Fertilizing Your Annuals
Treatments of fertilizer will provide your annuals with the nutrients they need to thrive
When perennials bloom poorly or produce little or no seed, they can try again the next year. Unfortunately, annuals don't get this second chance. Annuals work hard to form flowers, and a little help from you will ensure they provide the best show possible.
Like other plants, annuals need the big three nutrients (nitrogen, phosphorous, and potassium). Healthy soil that is rich in organic matter provides the basic nutrition most plants need, but some annuals will want a boost, especially if they are grown in pots. Every time water drains through the hole at the bottom of the container, nutrients in the soil are carried along with it, and they should be replaced.
Periodic applications of fertilizers containing all three major nutrients will ensure that your annuals are well-nourished. For flowering annuals, use an all-purpose plant food that will provide them with the phosphorous and potassium they need to realize their blooming potential. Foliage plants will flourish with a formula higher in nitrogen (the first of the three numbers in a fertilizer formula).
Types of Fertilizer
Whatever type of fertilizer you choose (granular or liquid, synthetic or organic) remember to follow the directions on the package for how much to use and how often to apply it. Overfertilizing is worse for plants than feeding them too little. Too much fertilizer causes rapid, weak growth that is susceptible to damage by pests and diseases, and excess fertilizer may run off and find its way into the water table, causing pollution.
For annuals in beds and borders, granular fertilizers are one option. Spread granular fertilizers over the soil around the plants and scratch them in lightly before watering. You can apply synthetic granular fertilizers at planting time and periodically throughout the growing season. It takes more time for the nutrients in organic fertilizers to become available to plants, so these fertilizers are usually applied in spring before planting.
Liquid fertilizers are ideal for potted plants. There are a number of liquid fertilizers on the market that are environmentally safe yet contain the nutrients needed to ensure good plant growth. During application, you can either follow the instructions on the package or dilute the concentrate to half the recommended strength. A half-strength solution will still provide adequate nourishment while keeping you from overfertilizing your plants. Simply apply your liquid fertilizer every three or four weeks for best results.
Preferred Customer Savings
Whether you're looking for instant summer color, a handy tool to help you out in the garden, or a fun gift for a birthday this season, we're giving you the opportunity to save 20%* on any one item at Estabrook's.
Simply click below to access your special coupon that is good thru July 16th:
Plus, don't forget that you can save 15% on Groundcovers, Junipers, Herbs and Endless Summer Hydrangea thru this Sunday!
* Some exceptions may apply; offer cannot be combined with other promotions; offer applies to a single item only
Pruning Mature Trees
Properly pruning your trees will create a healthy, safe, and picturesque landscape

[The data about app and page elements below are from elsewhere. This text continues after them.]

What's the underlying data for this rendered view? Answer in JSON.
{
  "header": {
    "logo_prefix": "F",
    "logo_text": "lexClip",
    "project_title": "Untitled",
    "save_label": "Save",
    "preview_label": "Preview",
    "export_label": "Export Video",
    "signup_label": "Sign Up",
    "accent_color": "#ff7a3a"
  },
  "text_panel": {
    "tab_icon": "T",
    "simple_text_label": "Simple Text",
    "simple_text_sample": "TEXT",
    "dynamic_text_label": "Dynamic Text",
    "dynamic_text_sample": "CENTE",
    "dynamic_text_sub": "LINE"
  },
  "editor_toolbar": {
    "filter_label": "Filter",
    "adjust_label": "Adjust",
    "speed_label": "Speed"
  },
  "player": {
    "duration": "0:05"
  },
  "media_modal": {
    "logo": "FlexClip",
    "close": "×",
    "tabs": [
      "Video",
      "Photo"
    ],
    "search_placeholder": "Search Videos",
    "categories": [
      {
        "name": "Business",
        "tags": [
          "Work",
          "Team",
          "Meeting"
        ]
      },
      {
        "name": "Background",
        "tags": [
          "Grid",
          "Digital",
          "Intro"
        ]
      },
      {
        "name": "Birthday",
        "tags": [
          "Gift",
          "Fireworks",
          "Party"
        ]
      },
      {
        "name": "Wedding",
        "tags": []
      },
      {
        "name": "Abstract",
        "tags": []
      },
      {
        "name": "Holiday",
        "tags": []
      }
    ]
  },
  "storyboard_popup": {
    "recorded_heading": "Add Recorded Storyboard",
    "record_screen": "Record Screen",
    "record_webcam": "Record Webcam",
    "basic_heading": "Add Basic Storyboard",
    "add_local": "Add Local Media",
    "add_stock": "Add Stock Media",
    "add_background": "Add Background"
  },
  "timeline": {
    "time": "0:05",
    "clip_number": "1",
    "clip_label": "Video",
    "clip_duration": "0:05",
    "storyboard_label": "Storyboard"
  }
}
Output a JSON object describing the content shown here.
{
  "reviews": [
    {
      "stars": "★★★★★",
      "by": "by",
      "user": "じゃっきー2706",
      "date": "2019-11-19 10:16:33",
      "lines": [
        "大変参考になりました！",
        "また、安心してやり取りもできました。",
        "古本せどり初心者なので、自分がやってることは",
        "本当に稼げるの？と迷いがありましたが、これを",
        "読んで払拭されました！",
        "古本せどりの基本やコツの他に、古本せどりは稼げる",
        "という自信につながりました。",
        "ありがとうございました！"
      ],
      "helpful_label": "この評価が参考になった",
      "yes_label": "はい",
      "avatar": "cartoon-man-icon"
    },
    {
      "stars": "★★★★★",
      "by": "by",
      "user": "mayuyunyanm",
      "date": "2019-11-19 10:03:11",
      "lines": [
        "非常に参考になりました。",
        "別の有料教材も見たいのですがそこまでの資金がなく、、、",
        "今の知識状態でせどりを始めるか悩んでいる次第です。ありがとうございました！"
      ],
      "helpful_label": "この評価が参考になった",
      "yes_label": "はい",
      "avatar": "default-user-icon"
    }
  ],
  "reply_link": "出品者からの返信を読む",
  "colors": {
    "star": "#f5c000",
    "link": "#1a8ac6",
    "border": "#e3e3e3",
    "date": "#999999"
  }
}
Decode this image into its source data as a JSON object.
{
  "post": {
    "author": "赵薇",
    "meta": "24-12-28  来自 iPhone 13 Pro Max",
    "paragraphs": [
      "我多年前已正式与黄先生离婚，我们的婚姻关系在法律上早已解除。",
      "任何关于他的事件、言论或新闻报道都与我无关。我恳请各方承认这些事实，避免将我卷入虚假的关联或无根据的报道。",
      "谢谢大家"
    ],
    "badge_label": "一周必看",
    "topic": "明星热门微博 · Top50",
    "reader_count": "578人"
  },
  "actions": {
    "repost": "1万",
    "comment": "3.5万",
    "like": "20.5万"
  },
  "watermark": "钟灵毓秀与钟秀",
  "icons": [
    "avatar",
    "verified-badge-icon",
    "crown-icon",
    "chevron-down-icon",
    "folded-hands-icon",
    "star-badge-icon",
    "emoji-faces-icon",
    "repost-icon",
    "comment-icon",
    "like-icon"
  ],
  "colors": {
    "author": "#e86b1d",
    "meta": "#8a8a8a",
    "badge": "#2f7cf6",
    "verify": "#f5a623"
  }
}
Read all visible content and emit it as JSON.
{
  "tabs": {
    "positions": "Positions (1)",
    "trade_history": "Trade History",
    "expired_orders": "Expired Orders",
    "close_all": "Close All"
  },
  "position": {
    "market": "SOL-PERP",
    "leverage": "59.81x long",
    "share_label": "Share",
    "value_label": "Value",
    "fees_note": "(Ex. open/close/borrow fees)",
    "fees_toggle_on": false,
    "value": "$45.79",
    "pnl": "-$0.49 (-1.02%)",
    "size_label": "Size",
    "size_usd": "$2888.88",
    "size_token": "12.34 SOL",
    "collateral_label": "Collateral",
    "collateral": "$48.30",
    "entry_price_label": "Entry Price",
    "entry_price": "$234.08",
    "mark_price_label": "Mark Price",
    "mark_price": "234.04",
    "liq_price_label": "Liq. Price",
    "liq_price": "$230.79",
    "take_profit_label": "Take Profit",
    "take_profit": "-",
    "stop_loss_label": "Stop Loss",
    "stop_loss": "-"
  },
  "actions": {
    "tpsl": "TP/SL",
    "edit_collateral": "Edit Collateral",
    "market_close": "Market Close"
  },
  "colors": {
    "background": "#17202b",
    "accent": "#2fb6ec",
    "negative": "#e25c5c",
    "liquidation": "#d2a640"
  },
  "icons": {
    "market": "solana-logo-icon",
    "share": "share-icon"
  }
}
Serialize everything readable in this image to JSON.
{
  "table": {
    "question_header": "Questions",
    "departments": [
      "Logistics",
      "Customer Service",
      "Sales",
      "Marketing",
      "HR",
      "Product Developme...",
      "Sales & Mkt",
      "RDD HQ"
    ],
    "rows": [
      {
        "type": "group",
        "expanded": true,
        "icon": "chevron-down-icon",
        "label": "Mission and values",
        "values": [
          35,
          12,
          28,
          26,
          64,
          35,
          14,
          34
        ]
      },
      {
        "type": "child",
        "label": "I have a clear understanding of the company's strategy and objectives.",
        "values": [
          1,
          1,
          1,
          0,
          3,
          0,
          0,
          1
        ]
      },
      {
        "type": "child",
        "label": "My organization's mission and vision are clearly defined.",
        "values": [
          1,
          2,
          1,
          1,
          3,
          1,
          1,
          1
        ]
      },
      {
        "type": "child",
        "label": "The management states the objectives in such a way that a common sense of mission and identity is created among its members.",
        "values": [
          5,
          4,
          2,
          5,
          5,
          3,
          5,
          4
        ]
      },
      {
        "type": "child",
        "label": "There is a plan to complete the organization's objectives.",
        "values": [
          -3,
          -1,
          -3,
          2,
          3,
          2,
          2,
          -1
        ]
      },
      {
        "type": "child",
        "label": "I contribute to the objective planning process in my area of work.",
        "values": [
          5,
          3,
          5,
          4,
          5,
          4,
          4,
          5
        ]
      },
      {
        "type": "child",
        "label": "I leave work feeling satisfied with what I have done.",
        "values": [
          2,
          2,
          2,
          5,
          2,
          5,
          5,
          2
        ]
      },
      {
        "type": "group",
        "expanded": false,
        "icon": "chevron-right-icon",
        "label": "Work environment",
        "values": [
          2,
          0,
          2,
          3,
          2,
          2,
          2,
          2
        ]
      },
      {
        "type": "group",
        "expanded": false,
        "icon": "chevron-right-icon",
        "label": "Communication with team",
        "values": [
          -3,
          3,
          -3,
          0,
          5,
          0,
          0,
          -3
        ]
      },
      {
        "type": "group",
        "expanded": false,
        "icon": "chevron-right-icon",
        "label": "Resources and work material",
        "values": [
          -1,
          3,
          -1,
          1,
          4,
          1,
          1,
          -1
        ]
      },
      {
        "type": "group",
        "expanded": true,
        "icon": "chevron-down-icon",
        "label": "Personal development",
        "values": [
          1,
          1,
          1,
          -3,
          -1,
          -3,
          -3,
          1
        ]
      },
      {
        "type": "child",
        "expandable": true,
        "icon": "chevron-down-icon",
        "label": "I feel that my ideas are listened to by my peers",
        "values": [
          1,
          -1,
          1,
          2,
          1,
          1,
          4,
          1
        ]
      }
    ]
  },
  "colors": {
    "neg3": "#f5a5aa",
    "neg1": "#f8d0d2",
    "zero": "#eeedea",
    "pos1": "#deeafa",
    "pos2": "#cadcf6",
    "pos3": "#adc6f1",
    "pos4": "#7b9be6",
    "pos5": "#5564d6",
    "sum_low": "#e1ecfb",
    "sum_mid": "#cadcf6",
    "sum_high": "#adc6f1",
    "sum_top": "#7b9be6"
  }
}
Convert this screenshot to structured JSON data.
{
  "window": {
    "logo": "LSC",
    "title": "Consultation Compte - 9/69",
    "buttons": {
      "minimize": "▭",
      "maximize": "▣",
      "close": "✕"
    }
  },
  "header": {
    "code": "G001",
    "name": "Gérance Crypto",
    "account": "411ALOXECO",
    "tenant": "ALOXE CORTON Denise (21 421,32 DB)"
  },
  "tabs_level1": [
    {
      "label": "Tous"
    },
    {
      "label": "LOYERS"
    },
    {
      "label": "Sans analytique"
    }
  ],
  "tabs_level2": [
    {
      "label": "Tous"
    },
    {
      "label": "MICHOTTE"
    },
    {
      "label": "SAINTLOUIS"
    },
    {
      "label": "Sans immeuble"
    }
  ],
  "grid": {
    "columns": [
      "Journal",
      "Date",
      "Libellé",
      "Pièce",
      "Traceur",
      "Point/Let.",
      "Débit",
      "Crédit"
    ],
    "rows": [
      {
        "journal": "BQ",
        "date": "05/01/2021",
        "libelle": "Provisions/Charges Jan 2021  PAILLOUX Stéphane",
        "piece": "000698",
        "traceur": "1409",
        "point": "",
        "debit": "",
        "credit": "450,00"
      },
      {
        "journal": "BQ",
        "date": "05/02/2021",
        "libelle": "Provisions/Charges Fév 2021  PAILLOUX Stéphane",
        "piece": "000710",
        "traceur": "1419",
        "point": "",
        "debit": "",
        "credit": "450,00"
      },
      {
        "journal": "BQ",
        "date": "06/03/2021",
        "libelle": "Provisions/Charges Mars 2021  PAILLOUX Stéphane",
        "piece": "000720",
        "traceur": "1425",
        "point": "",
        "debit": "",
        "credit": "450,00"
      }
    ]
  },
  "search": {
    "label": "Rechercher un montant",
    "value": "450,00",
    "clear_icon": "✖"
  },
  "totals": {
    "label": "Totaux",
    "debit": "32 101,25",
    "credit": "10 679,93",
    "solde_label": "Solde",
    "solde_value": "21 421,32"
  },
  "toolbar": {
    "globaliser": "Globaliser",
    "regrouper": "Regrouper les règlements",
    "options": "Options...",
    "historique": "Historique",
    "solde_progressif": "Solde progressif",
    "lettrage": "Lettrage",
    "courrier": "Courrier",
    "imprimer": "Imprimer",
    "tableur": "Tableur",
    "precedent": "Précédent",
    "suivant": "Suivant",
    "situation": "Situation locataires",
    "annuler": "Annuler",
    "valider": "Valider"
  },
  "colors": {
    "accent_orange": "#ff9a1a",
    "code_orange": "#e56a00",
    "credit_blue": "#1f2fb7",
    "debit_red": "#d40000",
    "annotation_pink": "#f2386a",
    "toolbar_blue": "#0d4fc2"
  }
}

While routine thinning does not necessarily improve the health of a tree, if we want trees to complement other landscape plantings and lawns, some pruning is occasionally required. By following proper pruning techniques, you can maintain good tree health and structure while enhancing the aesthetic and economic values of your landscape.
When to Prune
Most routine pruning to remove weak, diseased, or dead limbs can be accomplished at any time during the year with little effect on the tree. Just remember that heavy pruning just after the spring growth flush should be avoided. At that time, trees have just expended a great deal of energy to produce foliage and early shoot growth. Removal of a large percentage of foliage at that time can stress the tree.
Making Proper Cuts
Pruning cuts should be made just outside the branch collar. The branch collar contains trunk or parent branch tissue and should not be damaged or removed. If the trunk collar has grown out on a dead limb to be removed, make the cut just beyond the collar.
If a large limb is to be removed, its weight should first be reduced. This is done by making an undercut about 12 to 18 inches from the limb's point of attachment. Make a second cut from the top, directly above or a few inches farther out on the limb. Remove the stub by cutting back to the branch collar. If you're unsure if you can handle a large project, always contact a professional.
How Much Should Be Pruned?
The amount of live tissue that should be removed depends on the tree size, species, and age, as well as the pruning objectives. Younger trees tolerate the removal of a higher percentage of living tissue better than mature trees do. An important principle to remember is that a tree can recover from several small pruning wounds faster than from one large wound.
A common mistake is to remove too much inner foliage and small branches. It is important to maintain an even distribution of foliage along large limbs and in the lower portion of the crown. Overthinning reduces the tree's sugar production capacity and can create tip-heavy limbs that are prone to failure.
Mature trees should require little routine pruning. A widely accepted rule of thumb is never to remove more than one-quarter of a tree's leaf-bearing crown. In a mature tree, pruning even that much could have negative effects. Removing even a single, large-diameter limb can create a wound that the tree may not be able to close. The older and larger a tree becomes, the less energy it has in reserve to close wounds and defend against decay or insect attack.
Prune your mature trees only to remove dead or potentially hazardous limbs and you'll be able to enjoy them for many more years!